Torque Trading exit-scam relies on inaction by Singapore police
A Singapore Police Force report is doing the rounds, suggesting Torque Trading is preemptively hoping to undermine victim complaints.
The Police Report is designated NP299, which as I understand is a general report.
The report number is A/20210214/7007, filed at Central Division HQ, Cantonment Complex, Singapore.
The filer is Bernard Ong Hock Fong, CEO of Torque Trading and Director of Snap Innovations.
The date the report was filed is February 14th. Ong’s personal details and the “location of incident” have been redacted.
As alleged in the report, Ong has reported
unauthorised crypto-trading activites and dishonest conduct by the former Chief Technology Officer of Torque Group (offences committed in Vietnam against BVI and Vietnamese operating entites and their international customer base by a Singaporean citizen).
The statement provided by Ong reveals the true intent of the filing (which I’ll address later).
We are filing this report on behalf of Torque Group Holdings Ltd. (British Virgin Island Company No. 2024611).
Torque Group has engaged the services of Torque Technologies Co. Ltd (Vietnam Company Registration No. 0316214218) to develop IT services for Torque Group.
Neither company is domiciled, registered or present in Singapore. Neither company has business operations in Singapore.
This is of course bullshit, seeing as Ong and friends literally ran Torque Trading from within Singapore itself.
The offences against these companies (and by implication, against funds belonging to international customers of these companies) did not occur in Singapore, but rather in Vietnam.
However, the suspected individual is a Singapore citizen ordinarily resident [sic] in Vietnam.
The suspected individual is the former CTO of Torque Technologies, a Mr. Wu Zhongyi (alias Zee Wu).
Wu’s Singapore National Registration identity number and passport number are redacted.
We are filing this police report with the Singapore Police Force as the suspected individual has gone missing and might surface in this country of citizenship or might travel on a passport issued by his country of citizenship.
The report goes onto detail previously allegations made in Torque Trading’s “bad trades” exit-scam.
Authorities in south-east Asia are notorious for not doing anything if MLM related crime leads offshore.
Here we have Torque Trading setting up Singapore Police with breadcrumbs that lead to the BVI and Vietnam.
They know Singapore Police are unlikely to follow either thread, largely owing to jurisdictional issues.
So why bother a filing a police report then?
The idea is that any victim complaints will lead back to this complaint, Singapore Police will see Vietnam and BVI, shrug and file the complaint into the “too hard” basket.

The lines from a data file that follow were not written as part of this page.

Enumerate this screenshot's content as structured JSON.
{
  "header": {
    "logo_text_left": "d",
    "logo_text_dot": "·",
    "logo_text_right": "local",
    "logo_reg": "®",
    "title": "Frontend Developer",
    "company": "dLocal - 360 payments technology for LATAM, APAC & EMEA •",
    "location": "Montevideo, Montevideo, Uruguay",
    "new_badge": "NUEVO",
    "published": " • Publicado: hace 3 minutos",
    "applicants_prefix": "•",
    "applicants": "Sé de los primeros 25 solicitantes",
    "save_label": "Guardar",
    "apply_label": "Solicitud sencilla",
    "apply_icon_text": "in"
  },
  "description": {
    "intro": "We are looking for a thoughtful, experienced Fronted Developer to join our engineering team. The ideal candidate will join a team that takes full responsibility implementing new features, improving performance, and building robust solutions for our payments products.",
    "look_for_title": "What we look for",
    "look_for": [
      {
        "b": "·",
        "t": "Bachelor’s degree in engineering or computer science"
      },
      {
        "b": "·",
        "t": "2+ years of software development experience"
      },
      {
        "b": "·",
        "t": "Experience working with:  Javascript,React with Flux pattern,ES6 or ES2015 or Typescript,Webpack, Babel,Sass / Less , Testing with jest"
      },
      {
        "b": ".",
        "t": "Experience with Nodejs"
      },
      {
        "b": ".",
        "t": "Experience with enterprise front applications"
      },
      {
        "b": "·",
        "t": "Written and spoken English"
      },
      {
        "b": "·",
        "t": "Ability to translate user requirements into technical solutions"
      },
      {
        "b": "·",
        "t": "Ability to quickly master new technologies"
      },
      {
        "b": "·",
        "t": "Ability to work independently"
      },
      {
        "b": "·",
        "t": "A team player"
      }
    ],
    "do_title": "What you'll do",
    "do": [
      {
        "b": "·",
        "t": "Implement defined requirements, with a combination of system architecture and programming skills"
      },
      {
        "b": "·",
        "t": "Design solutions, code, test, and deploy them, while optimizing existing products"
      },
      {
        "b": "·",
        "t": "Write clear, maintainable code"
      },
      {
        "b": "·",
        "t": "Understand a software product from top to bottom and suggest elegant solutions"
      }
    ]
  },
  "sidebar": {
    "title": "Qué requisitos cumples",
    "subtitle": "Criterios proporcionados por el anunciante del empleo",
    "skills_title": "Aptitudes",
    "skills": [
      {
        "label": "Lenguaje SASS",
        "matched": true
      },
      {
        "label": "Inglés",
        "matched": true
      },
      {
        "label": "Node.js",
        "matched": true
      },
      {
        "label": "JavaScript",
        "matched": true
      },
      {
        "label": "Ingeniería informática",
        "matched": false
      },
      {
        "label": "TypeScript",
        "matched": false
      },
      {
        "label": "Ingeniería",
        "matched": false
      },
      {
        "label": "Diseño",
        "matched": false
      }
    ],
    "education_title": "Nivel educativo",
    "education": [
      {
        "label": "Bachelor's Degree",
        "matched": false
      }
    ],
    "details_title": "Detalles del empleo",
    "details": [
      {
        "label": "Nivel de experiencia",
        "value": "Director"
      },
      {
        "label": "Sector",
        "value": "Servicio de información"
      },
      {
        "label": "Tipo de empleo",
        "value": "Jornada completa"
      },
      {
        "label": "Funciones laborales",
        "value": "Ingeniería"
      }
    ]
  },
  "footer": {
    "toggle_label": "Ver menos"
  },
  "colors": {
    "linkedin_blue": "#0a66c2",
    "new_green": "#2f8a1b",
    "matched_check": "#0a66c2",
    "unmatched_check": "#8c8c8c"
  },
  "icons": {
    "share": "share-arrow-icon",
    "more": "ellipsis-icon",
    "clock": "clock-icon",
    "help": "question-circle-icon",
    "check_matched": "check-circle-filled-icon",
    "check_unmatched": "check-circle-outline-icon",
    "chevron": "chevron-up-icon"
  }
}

Days will drag into weeks, weeks into months… and that’ll be that.
Wu Zhongyi will never be heard from again, it’s all part of the plan.
Should an officer at Singapore Police Force actually investigate, or better yet someone at MAS, they’d soon realize Torque Trading pretending to be an offshore Ponzi is smoke and mirrors.
Through its Directors Snap Innovations has ties to multiple MLM Ponzi schemes. This isn’t their first rodeo.
COVID-19 has altered the exit-scam playbook slightly, but the end result is the same.
You can take your 90% loss with a smile, wait around for endless excuses and get nothing back, or file your own complaint with MAS and Singapore Police.
Top Torque Trading investors who got in early, scammed what they could from recruits and the system, have already moved on.
Take Shohan Bowala, a primary Torque Trading Ponzi promoter with a sizable downline.
Having stolen however much he stole from Torque Trading victims, Bowala is already touting “something” new to scam people with.
The only people defending Torque Trading at this point are gullible first-timers, and/or those who invested far more than they’re comfortable losing.
Your money is gone. You know this ends…
Update 16th February 2022 – The Snap Innovations scammers behind Torque Trading have returned with RoboFi, a non-MLM crypto Ponzi.